Aaron Leach: A Bird’s Eye View of the Supply Chain
Aaron Leach is senior director of supply chain with Wayne Farms, LLC, in Oakwood, Ga. He has held this position since 2013. Wayne Farms is the sixth largest vertically integrated producer and processor of poultry in the United States.
Responsibilities: Inbound and outbound logistics, warehousing and inventory control, and supply and demand planning.
Experience: Director of strategic planning and director of financial planning and analysis, both with Wayne Farms; senior business analyst, financial analyst, and accountant, all with Rich Products Corporation.
Education: B.S., Business Administration, University at Buffalo, Buffalo, N.Y., 1998.
The on-time delivery percentage at Wayne Farms today is slightly more than 97 percent, to a 15-minute window. When I took over the supply chain function in 2013, on-time delivery operated in the mid to high 80 percent range.
In the past, many of the challenges centered around a lack of process, both with our carriers and brokers, and internally. Now, we’re much more deliberate in planning our supply and loads. We know when our customers need products. We back up to a realistic ready time from our plant, and then use realistic transit times.
We also benchmark every indicator in our processes: How many pickups and appointment schedules were on time? How far in advance were those made? What were the carrier-related delays, shipping-related delays, or product shortages?

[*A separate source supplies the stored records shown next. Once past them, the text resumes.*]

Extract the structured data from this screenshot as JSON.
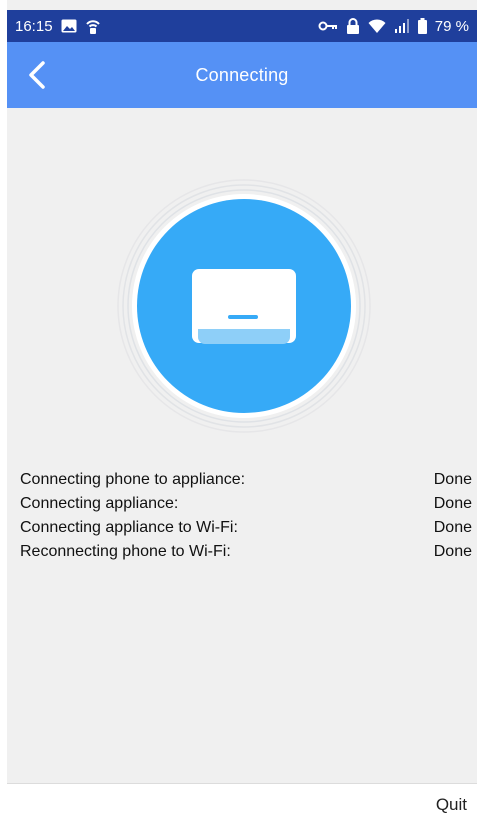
{
  "status_bar": {
    "time": "16:15",
    "battery_percent": "79 %",
    "icons_left": [
      "image-icon",
      "wifi-hotspot-icon"
    ],
    "icons_right": [
      "vpn-key-icon",
      "lock-icon",
      "wifi-icon",
      "signal-icon",
      "battery-icon"
    ]
  },
  "header": {
    "title": "Connecting",
    "back_icon": "chevron-left-icon"
  },
  "hero": {
    "icon": "air-conditioner-icon",
    "color": "#36aaf7"
  },
  "steps": [
    {
      "label": "Connecting phone to appliance:",
      "status": "Done"
    },
    {
      "label": "Connecting appliance:",
      "status": "Done"
    },
    {
      "label": "Connecting appliance to Wi-Fi:",
      "status": "Done"
    },
    {
      "label": "Reconnecting phone to Wi-Fi:",
      "status": "Done"
    }
  ],
  "footer": {
    "quit_label": "Quit"
  },
  "colors": {
    "status_bar": "#1f3f9c",
    "app_bar": "#5591f5",
    "background": "#f0f0f0"
  }
}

At Wayne Farms, our birds grow to their target weight anywhere from 38 to 60 days, and we process more than 7 million birds per week. If I’m off one-tenth of a pound across those birds, that’s 700,000 pounds of product. That means 17 to 18 truckloads worth of product could be impacted by one-tenth of a pound of variance in bird weight. That’s where my finance background comes into play—I understand the numbers and know how to analyze data.
I concentrated in finance at the University of Buffalo and started my career in accounting and corporate planning with Rich Products. I was director of finance for Wayne Farms for a number of years before transitioning to supply chain. We were performing poorly in some of our planning, logistics, and distribution functions. The company asked me to see what I could do to rehabilitate those processes.
In the past, nobody truly owned responsibility for the supply chain and getting goods from suppliers to customers. My background helped me analyze and find supply chain inefficiencies.
Even as we’ve improved, we’ve been able to keep the same carriers. We’re loyal to our partners and give them the chance to work through the challenges. I believe collectively we’re much stronger.
Developing and maintaining solid relationships is critical. We’ve been successful in reducing costs and improving on-time delivery based on the relationships we’ve formed. I have strong leaders in my group, and I engage and enable them to make smart decisions. I also trust my carrier and broker partners to do the right things, and enable them to make the right decisions.
To improve costs, obviously you can go to a carrier or vendor and try to get a lower rate, but that tends to be short lived. The key is implementing processes, measuring them, and making sure you’re effective every day. That’s where we take costs out. We tend to be obsessed with processes.
For instance, our loading times needed to improve. We realized the inefficiencies resulted because the production department didn’t formulate accurate ready times, and trucks sat for longer than they should. We had to go back upstream and make sure our planning and production processes were in place and accurate.
I try to truly practice servant leadership. Everyone wants to do well, so I’m here to help them find solutions. When people know your intention is not to fix the blame, but to fix the problem, they will work with you more freely.
The Big Questions
Describe a dream adventure.
I’d like to bike the Continental Divide down the Rocky Mountains from the Canadian to the Mexican borders.
What do you like to do outside of work?
I recently finished my fourth Iron Man triathlon.
What advice would you give your 18-year-old self?
One piece of advice I’d give myself is not to be so self-centered and be patient. If you focus on working hard, delivering results, and just doing the right thing, everything will work out the way it should.